Appealing Strike Out of Judicial Review Application
2007 case note - taxpayer appealed decision to strike out application for judicial review - GST transactions, illegality, negligence, statutory duty, Bill of Rights.
Judicature Amendment Act 1972
The taxpayer appealed the High Court decision to strike out its application for judicial review of the Commissioner's actions. The allegations against the Commissioner included illegality in withholding refunds; retrieving refunds accidentally paid; negligence; breach of statutory duty and not complying with the Bill of Rights Act.
This was an appeal from the decision of the High Court allowing the Commissioner's application to strike out Ch'elle Properties Ltd ("Ch'elle") Judicial Review proceedings.
Ch'elle filed GST returns for the taxable periods ending 31 May 1999 and 31 July 1999 claiming input tax credits totalling approximately $9 million. This was based on the purported purchase of 117 properties. The properties were sold by vendors set up and controlled by Nigel Ashby ("Mr Ashby"). Minimal deposits were paid and settlement was deferred for 20 years.
As Ch'elle was registered for GST on an invoice basis it claimed the GST on the purchases at the time an invoice was issued. The vendor companies were registered for GST on a payment basis, allowing it to defer accounting for output tax until settlement.
The Taxation Review Authority ("TRA"), High Court ("HC") and most recently, the Court of Appeal ("CA") found Ch'elle was not entitled to input credits in relation to 114 of the property transactions on the basis the scheme was one of tax avoidance.
In June 2004 Ch'elle also sought declaratory relief by way of judicial review and damages under the six causes of action set out below:
- The Commissioner acted illegally when he recouped money paid accidentally to Ch'elle pursuant to section 43 of the GST Act;
- The Commissioner was illegally withholding $9 million of input tax credits as he had not invoked section 46 of the GST Act;
- The Commissioner acted illegally in making his assessment and during the disputes process and adjudication.

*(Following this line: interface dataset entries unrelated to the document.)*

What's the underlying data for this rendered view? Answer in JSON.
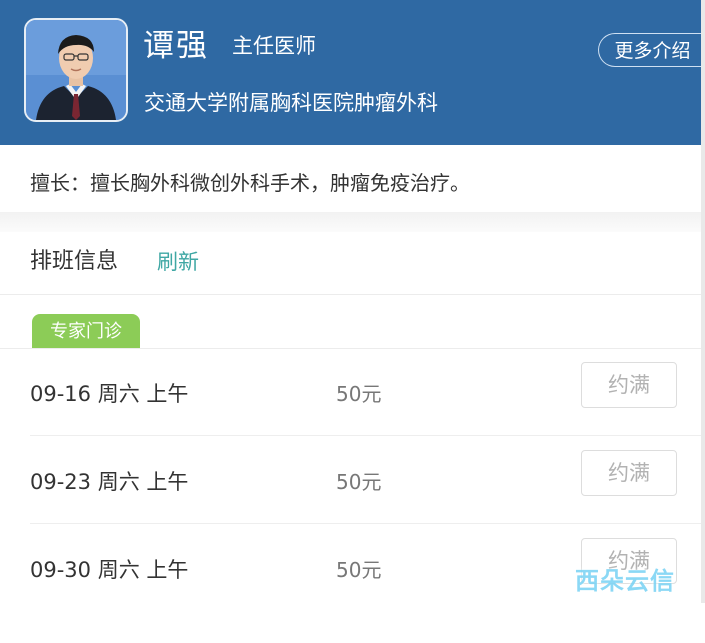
{
  "doctor": {
    "name": "谭强",
    "title": "主任医师",
    "hospital": "交通大学附属胸科医院肿瘤外科",
    "more_label": "更多介绍",
    "avatar_icon": "doctor-portrait"
  },
  "specialty": "擅长：擅长胸外科微创外科手术，肿瘤免疫治疗。",
  "schedule": {
    "title": "排班信息",
    "refresh_label": "刷新",
    "tag": "专家门诊",
    "rows": [
      {
        "date": "09-16 周六 上午",
        "price": "50元",
        "status": "约满"
      },
      {
        "date": "09-23 周六 上午",
        "price": "50元",
        "status": "约满"
      },
      {
        "date": "09-30 周六 上午",
        "price": "50元",
        "status": "约满"
      }
    ]
  },
  "watermark": "西朵云信",
  "colors": {
    "header_bg": "#2f69a3",
    "refresh": "#3fa7a4",
    "tag_bg": "#8ccc57",
    "status_text": "#b2b2b2"
  }
}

Therefore the decisions of the TRA and High Court were invalid;
- The Commissioner was negligent in that he breached a statutory duty of care and caused foreseeable loss;
- The Commissioner breached a statutory duty;
- The Commissioner had not complied with the NewZealand Bill of Rights Act ("NZBORA") in that he breached Ch'elle's right to natural justice.
The Commissioner sought to have the action struck out on the basis the claim amounted to an abuse of process, was untenable and/or futile.
Justice Keane in the HC struck the judicial review application out on the basis the causes of action on which Ch'elle relied were either untenable, an abuse of process or futile. There was no basis on which the taxpayer could resurrect its claim by amending its pleading. [see Ch'elle Properties (NZ) Limited v CIR (2005) 22 NZTC 19,622]
1st cause of action
In view of the TRA and HC decisions in the Challenge proceeding, the declaration that the Commissioner was unlawfully in possession of the refund was unavailable to Ch'elle. The refund was not and never should have been the property of Ch'elle. In addition, a declaration that the Commissioner acted illegally in removing the refund would be misleading since it had been established that Ch'elle was not entitled to the refund.
2nd cause of action
The CA agreed that while the Commissioner failed to follow the section 46 procedure (which the Commissioner accepted), the fact the scheme was found to be tax avoidance meant the declarations sought would be futile.
3rd cause of action
The CA agreed with the HC that no declaration of invalidity was available as the TRA hearing cured any procedural problems with the previous assessment. In addition, despite Ch'elle arguing otherwise, the Commissioner's SOP addendum was issued within the response period. Finally, in relation to the argument that the Commissioner could not advance arguments which differed from Adjudication, the issue was estopped from being argued as the HC had found in the Commissioner's favour and Ch'elle had not appealed this point.
4th cause of action
The CA found the negligence claim deficient as no particulars of the purported breach were provided. The CA agreed with the HC finding that it was undesirable to impose a duty of care on the Commissioner given the elaborate statutory construct within which the Commissioner and taxpayers relate.
5th cause of action
The CA found the allegation of breach of statutory duty to be totally misconceived in that if the refunds were properly payable Ch'elle would not need to rely on this tort for payment.
6th cause of action
The CA agreed with the HC that the final cause of action relying on section 27 New Zealand Bill of Rights Act could not succeed as the authority did not extend beyond procedural fairness. In addition, any possible breach on the part of the Commissioner before the assessments were issued was cured by the objection process. For this reason they preferred not to express an opinion as to the ambit of section 27(1) or circumstances in which compensation could be awarded.